Doctors: Injured Shone 'a walking miracle'
Surgeons in Germany have hailed British bobsleigh rider Serita Shone 'a walking miracle' after taking her first steps following a spine fracture.
The horror crash during a bobsleigh run at Winterberg just three weeks ago broke Shone's spinal column in half and moved it 15mm – only the second time the surgeons had ever seen a cord move more than 5mm and remain intact.
Her father, Ron, told the Daily Telegraph that Shone's recovery so far is unchartered territory for the medics.
"They said the maximum was normally between two and five millimetres before the spinal cord ruptures," he said. "The cord had also wrapped itself round some of the uprights of the vertebrae as well, so as far as they were concerned, she is a walking miracle.
"The only other operation they had done where the cord had been displaced by such a degree was not to make a person walk, because that was just too late, but to allow them to use their lower bodily functions. It was unknown territory for them."
After surviving the 80mph impact, 22-year-old Shone had two major operations to insert stabilising rods into her spine and repair the back fracture. And despite the scale of her recovery, there are still uncertainties about what her eventual mobility will be. Shone is suffering partial paralysis in one leg which could leave her without full movement and a limp.
"The doctors are suggesting that the prognosis can go one of three ways," said Ron.

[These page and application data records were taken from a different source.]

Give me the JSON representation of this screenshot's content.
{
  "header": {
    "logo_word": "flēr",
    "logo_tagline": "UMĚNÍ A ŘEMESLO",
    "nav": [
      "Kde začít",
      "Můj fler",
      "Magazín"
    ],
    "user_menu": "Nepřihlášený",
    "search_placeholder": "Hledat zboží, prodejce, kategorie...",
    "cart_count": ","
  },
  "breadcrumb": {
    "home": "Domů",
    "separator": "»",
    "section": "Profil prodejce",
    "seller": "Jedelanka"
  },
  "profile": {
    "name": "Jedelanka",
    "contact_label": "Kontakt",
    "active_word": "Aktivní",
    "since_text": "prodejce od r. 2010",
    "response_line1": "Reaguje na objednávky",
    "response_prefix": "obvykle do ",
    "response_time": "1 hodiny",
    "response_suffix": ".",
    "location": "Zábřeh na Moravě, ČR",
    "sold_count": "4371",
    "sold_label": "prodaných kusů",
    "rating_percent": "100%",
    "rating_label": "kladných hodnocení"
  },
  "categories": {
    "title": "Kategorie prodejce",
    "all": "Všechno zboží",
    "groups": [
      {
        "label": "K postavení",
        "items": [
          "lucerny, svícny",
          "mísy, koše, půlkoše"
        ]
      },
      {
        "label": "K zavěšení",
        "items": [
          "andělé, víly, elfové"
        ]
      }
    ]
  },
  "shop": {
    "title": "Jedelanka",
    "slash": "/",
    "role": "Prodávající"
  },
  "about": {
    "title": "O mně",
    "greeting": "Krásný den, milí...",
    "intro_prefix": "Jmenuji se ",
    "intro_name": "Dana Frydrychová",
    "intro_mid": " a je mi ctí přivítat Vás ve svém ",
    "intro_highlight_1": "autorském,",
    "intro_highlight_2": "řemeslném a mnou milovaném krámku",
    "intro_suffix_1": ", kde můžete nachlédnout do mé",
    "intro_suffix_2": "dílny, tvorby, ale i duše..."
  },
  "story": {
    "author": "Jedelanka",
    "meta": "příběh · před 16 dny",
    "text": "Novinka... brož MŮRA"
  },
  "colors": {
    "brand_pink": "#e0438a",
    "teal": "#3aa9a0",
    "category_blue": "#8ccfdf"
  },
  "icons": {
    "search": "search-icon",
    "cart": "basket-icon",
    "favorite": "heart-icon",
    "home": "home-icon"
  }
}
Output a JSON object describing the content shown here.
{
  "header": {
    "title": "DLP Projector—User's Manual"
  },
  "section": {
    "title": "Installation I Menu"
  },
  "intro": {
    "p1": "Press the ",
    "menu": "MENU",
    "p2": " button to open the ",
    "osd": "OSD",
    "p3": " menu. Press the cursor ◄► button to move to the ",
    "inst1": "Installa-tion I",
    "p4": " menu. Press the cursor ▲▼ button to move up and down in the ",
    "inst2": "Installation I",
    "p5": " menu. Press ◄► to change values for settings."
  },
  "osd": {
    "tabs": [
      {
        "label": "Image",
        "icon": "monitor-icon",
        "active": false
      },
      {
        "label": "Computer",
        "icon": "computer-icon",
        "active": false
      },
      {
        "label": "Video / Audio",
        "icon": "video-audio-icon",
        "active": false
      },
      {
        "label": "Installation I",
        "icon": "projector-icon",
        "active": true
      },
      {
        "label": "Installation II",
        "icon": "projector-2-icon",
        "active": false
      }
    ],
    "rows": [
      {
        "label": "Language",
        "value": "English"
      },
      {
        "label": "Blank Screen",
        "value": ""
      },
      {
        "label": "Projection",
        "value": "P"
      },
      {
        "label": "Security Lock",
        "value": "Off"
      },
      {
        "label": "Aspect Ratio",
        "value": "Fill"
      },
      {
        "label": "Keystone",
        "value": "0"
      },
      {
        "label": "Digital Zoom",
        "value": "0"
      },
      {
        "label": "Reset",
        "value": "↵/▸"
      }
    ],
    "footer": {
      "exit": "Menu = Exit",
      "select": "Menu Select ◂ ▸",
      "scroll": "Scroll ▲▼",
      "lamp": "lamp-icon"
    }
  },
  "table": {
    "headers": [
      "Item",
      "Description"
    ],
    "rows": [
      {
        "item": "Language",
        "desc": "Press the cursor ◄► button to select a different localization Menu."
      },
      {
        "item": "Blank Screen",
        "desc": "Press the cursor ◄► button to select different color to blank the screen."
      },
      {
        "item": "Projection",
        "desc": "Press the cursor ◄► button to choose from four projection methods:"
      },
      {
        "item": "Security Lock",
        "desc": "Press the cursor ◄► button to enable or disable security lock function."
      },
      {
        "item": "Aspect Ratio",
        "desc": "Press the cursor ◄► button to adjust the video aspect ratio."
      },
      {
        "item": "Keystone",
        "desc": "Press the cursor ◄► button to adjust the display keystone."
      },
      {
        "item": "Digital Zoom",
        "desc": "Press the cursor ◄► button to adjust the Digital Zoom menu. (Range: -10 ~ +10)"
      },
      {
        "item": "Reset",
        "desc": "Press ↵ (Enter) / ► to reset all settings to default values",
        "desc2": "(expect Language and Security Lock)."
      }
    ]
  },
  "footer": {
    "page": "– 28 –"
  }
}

"The endgame is that she will play sport again. That is the top of the pyramid, but that is a very small, narrow area.
"In the middle of the pyramid, she will be able to walk in some kind of manner.
"The third scenario is that she will always be shuffling one leg. That is the bottom of the pyramid.
"But Serita is a very, very strong and willing girl."
Shone, who had only this winter switched from the heptathlon to compete in the bobsleigh, is expected to be airlifted from Germany back to Britain to continue her rehabilitation in around a week's time.